Filter the records, keeping every line that has the string "GNSS".
---+---
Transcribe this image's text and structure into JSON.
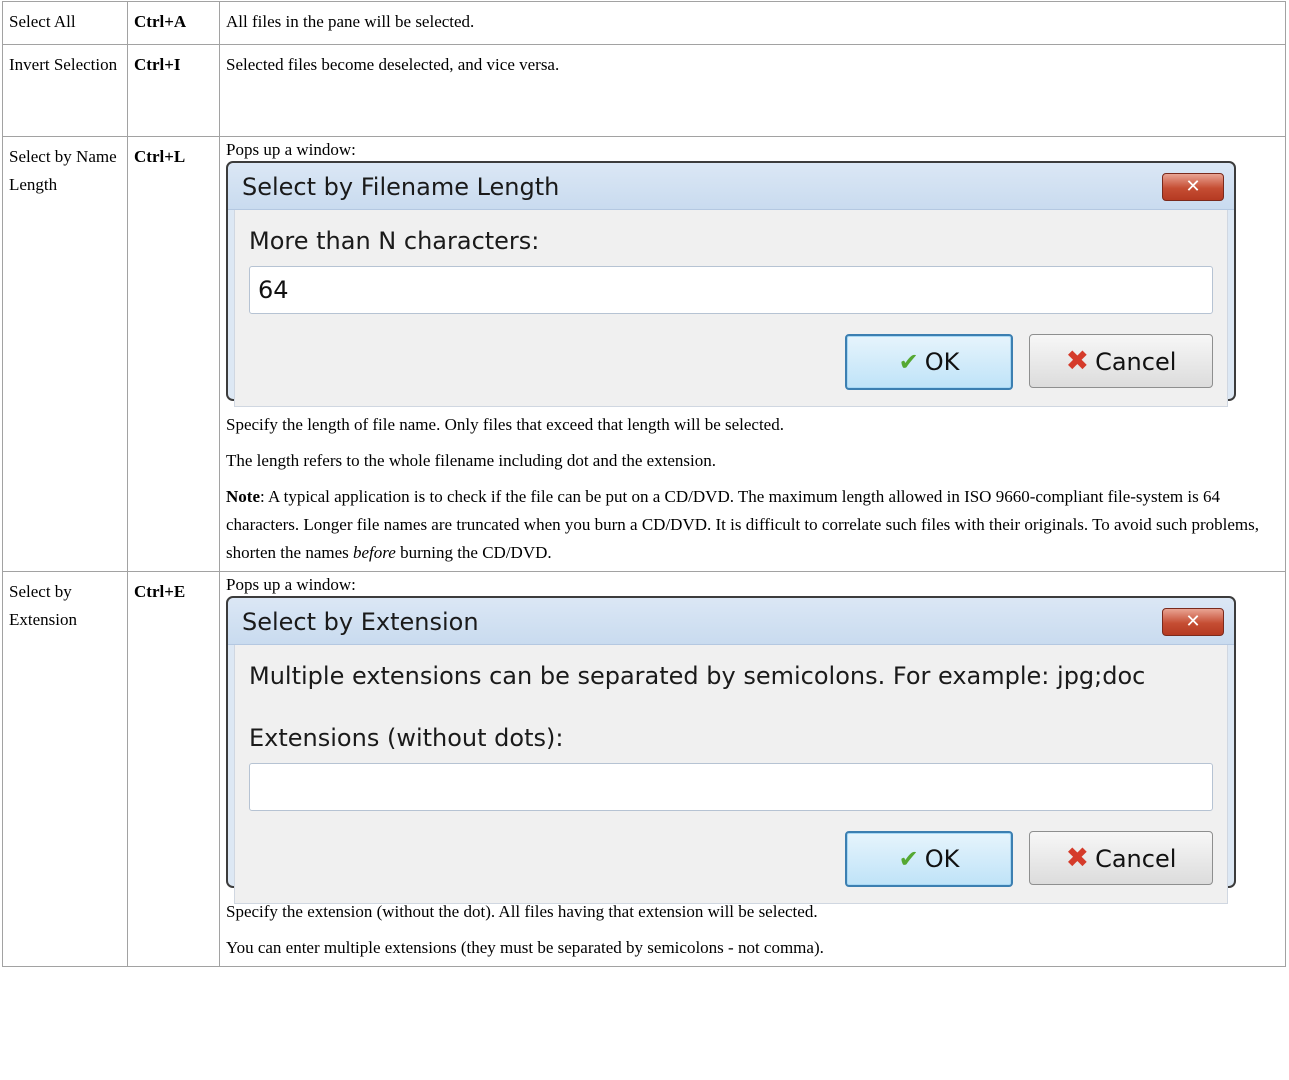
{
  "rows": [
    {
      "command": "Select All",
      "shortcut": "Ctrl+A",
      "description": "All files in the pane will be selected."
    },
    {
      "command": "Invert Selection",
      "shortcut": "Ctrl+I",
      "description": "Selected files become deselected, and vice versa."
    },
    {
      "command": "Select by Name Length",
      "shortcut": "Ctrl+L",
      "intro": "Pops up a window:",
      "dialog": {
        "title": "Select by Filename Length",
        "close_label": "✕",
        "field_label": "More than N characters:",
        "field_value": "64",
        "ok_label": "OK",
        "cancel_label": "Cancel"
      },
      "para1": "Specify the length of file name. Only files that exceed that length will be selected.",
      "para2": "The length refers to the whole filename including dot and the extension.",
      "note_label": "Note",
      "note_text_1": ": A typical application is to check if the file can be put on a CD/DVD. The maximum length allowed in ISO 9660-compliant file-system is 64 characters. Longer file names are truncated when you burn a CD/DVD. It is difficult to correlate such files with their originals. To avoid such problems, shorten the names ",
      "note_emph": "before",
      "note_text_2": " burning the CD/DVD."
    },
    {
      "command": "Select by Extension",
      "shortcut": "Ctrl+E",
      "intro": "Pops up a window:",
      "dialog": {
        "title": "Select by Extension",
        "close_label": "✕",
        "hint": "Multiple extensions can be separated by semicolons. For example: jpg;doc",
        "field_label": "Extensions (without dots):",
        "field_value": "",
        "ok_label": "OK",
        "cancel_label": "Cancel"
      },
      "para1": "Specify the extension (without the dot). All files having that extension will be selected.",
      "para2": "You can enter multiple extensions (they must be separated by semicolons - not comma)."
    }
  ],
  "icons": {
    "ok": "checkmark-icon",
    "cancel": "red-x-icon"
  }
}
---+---
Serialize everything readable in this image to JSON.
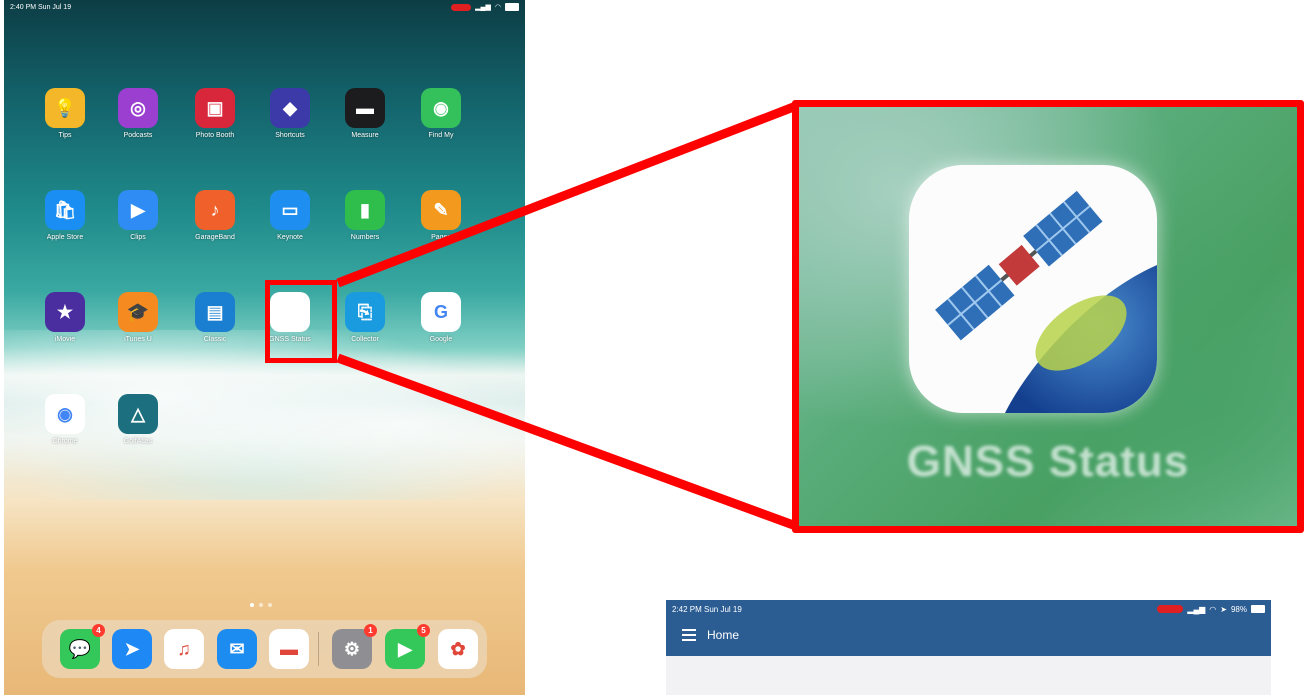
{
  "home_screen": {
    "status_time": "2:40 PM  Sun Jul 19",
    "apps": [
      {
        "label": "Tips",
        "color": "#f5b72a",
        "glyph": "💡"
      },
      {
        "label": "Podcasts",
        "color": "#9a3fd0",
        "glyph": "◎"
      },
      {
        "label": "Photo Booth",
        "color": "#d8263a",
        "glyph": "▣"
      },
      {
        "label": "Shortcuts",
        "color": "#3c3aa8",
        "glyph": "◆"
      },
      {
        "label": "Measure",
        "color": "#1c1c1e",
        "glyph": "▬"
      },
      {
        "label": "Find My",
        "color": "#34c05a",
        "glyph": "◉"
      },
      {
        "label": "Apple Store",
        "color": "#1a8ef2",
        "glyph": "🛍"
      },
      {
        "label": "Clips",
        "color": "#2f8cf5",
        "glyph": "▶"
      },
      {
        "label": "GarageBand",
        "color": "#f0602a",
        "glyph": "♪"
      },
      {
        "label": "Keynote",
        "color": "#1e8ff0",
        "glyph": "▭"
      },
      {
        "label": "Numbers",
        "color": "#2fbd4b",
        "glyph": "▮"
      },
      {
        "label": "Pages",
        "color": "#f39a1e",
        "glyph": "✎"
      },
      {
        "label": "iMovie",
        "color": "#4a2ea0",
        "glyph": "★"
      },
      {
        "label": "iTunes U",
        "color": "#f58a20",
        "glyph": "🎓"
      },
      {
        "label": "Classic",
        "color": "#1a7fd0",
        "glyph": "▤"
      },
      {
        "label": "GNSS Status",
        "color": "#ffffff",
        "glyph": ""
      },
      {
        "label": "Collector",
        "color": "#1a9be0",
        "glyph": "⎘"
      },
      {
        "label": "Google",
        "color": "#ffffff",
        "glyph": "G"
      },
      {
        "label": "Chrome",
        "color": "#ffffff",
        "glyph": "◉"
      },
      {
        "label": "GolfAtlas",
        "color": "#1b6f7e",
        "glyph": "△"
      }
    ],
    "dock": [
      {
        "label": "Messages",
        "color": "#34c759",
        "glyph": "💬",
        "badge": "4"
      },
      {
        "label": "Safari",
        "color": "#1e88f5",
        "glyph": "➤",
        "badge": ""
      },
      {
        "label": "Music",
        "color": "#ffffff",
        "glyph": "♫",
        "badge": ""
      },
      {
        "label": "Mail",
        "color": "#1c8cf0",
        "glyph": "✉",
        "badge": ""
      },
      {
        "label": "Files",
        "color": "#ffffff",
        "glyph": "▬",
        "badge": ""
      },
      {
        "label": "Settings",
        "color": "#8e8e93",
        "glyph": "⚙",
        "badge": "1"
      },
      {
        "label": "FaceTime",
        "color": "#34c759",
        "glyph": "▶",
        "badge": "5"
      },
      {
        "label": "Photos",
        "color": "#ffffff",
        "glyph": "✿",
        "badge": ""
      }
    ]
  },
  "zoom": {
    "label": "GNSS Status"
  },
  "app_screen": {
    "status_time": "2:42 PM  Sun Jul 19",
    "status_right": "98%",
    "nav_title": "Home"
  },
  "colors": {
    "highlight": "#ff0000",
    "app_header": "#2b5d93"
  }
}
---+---
Answer for the task —
        "label": "GNSS Status",
    "label": "GNSS Status"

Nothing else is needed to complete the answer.